# Abelian integral

In mathematics, an abelian integral, named after the Norwegian mathematician Niels Abel, is an integral in the complex plane of the form

$\int _{z_{0}}^{z}R\left(x,w\right)dx,$ $F\left(x,w\right)=0,\,$ $F\left(x,w\right)\equiv \phi _{n}\left(x\right)w^{n}+\cdots +\phi _{1}\left(x\right)w+\phi _{0}\left(x\right),\,$ Abelian integrals are natural generalizations of elliptic integrals, which arise when

$F\left(x,w\right)=w^{2}-P\left(x\right),\,$ where $P\left(x\right)$ is a polynomial of degree 3 or 4. Another special case of an abelian integral is a hyperelliptic integral, where $P\left(x\right)$ , in the formula above, is a polynomial of degree greater than 4.

## History

The theory of abelian integrals originated with the paper by Abel  published in 1841. This paper was written during his stay in Paris in 1826 and presented to Cauchy in October of the same year. This theory, later fully developed by others, was one of the crowning achievements of nineteenth century mathematics and has had a major impact on the development of modern mathematics. In more abstract and geometric language, it is contained in the concept of abelian variety, or more precisely in the way an algebraic curve can be mapped into abelian varieties. The Abelian Integral was later connected to the prominent mathematician David Hilbert's 16th Problem and continues to be considered one of the foremost challenges to contemporary mathematical analysis.

## Modern view
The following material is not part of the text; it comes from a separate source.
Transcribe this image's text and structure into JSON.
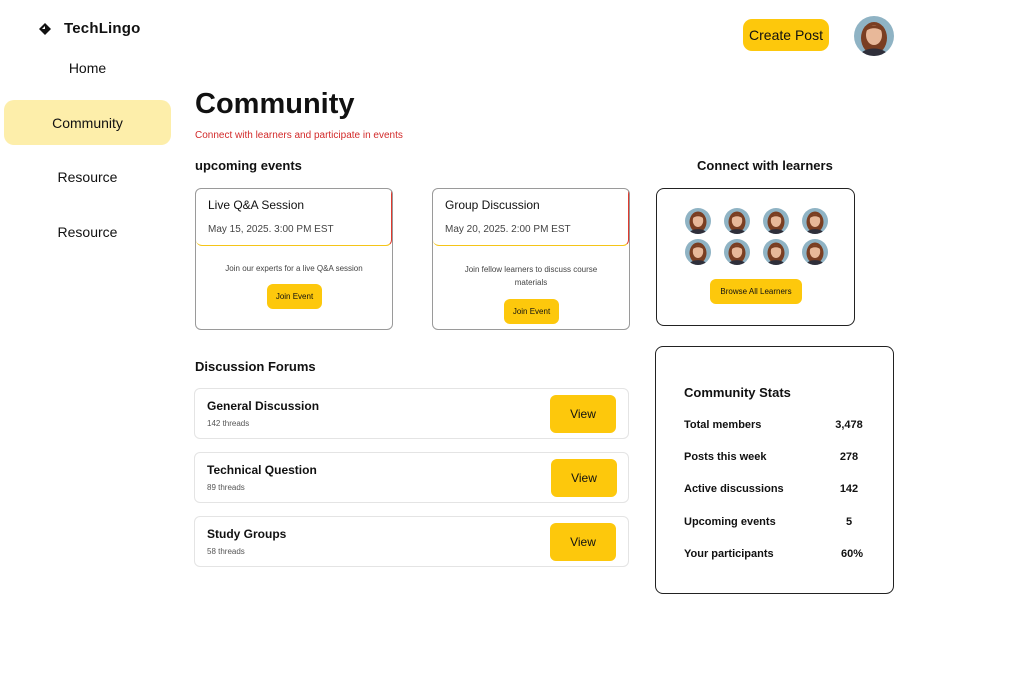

$\int _{P_{0}}^{P}\omega$ In the case of $S$ a compact Riemann surface of genus 1, i.e. an elliptic curve, such functions are the elliptic integrals. Logically speaking, therefore, an abelian integral should be a function such as $f$ .
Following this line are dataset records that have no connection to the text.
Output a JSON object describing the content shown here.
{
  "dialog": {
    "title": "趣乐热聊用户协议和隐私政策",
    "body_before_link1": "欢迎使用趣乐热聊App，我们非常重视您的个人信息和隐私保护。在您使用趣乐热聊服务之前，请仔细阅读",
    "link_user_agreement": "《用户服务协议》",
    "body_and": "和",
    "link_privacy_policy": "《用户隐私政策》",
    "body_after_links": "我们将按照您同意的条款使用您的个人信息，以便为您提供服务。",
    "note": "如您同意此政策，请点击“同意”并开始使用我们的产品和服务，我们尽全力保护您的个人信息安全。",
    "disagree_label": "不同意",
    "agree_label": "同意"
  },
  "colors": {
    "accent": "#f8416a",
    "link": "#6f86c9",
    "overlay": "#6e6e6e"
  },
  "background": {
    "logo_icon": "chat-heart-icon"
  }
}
Such functions were first introduced to study hyperelliptic integrals, i.e. for the case where $S$ is a hyperelliptic curve. This is a natural step in the theory of integration to the case of integrals involving algebraic functions ${\sqrt {A}}$ , where $A$ is a polynomial of degree $>4$ . The first major insights of the theory were given by Niels Abel; it was later formulated in terms of the Jacobian variety $J\left(S\right)$ . Choice of $P_{0}$ gives rise to a standard holomorphic function
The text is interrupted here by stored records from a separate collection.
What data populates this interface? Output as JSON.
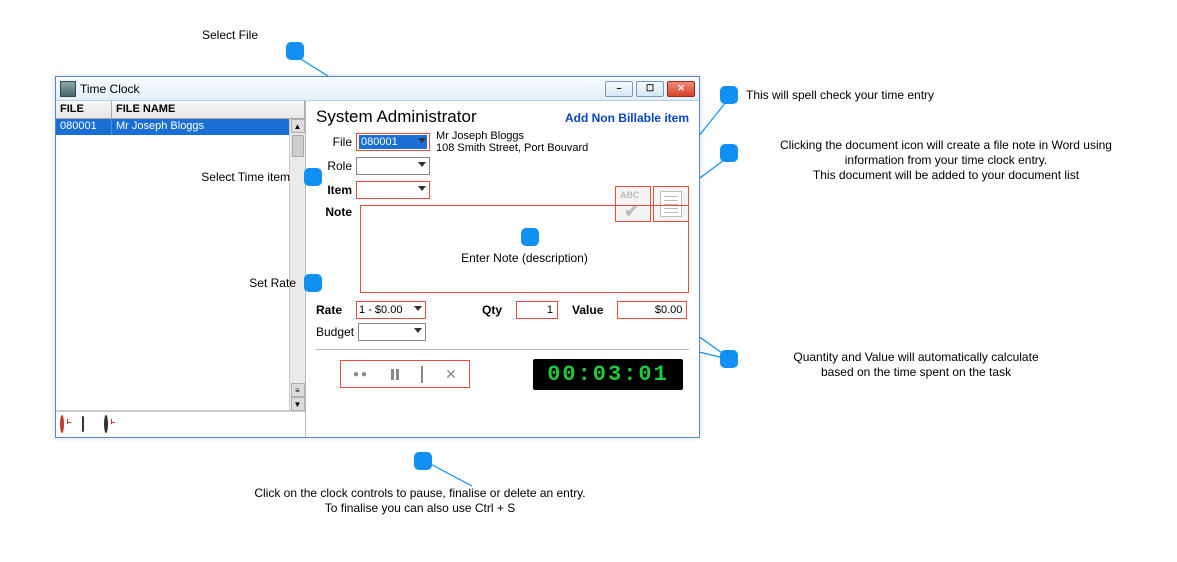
{
  "window": {
    "title": "Time Clock",
    "controls": {
      "min": "–",
      "max": "☐",
      "close": "✕"
    }
  },
  "grid": {
    "headers": {
      "file": "FILE",
      "name": "FILE NAME"
    },
    "rows": [
      {
        "file": "080001",
        "name": "Mr Joseph Bloggs"
      }
    ]
  },
  "main": {
    "heading": "System Administrator",
    "add_link": "Add Non Billable item",
    "labels": {
      "file": "File",
      "role": "Role",
      "item": "Item",
      "note": "Note",
      "rate": "Rate",
      "qty": "Qty",
      "value": "Value",
      "budget": "Budget"
    },
    "file_value": "080001",
    "client_name": "Mr Joseph Bloggs",
    "client_addr": "108 Smith Street, Port Bouvard",
    "note_placeholder": "Enter Note (description)",
    "rate_value": "1 - $0.00",
    "qty_value": "1",
    "value_value": "$0.00",
    "timer": "00:03:01"
  },
  "annotations": {
    "select_file": "Select File",
    "select_item": "Select Time item",
    "set_rate": "Set Rate",
    "spell": "This will spell check your time entry",
    "doc1": "Clicking the document icon will create a file note in Word using",
    "doc2": "information from your time clock entry.",
    "doc3": "This document will be added to your document list",
    "qtyval1": "Quantity and Value will automatically calculate",
    "qtyval2": "based on the time spent on the task",
    "controls1": "Click on the clock controls to pause, finalise or delete an entry.",
    "controls2": "To finalise you can also use Ctrl + S"
  }
}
$S\to J\left(S\right)\,$ of complex manifolds. It has the defining property that the holomorphic 1-forms on $S\to J\left(S\right)$ , of which there are g independent ones if g is the genus of S, pull back to a basis for the differentials of the first kind on S.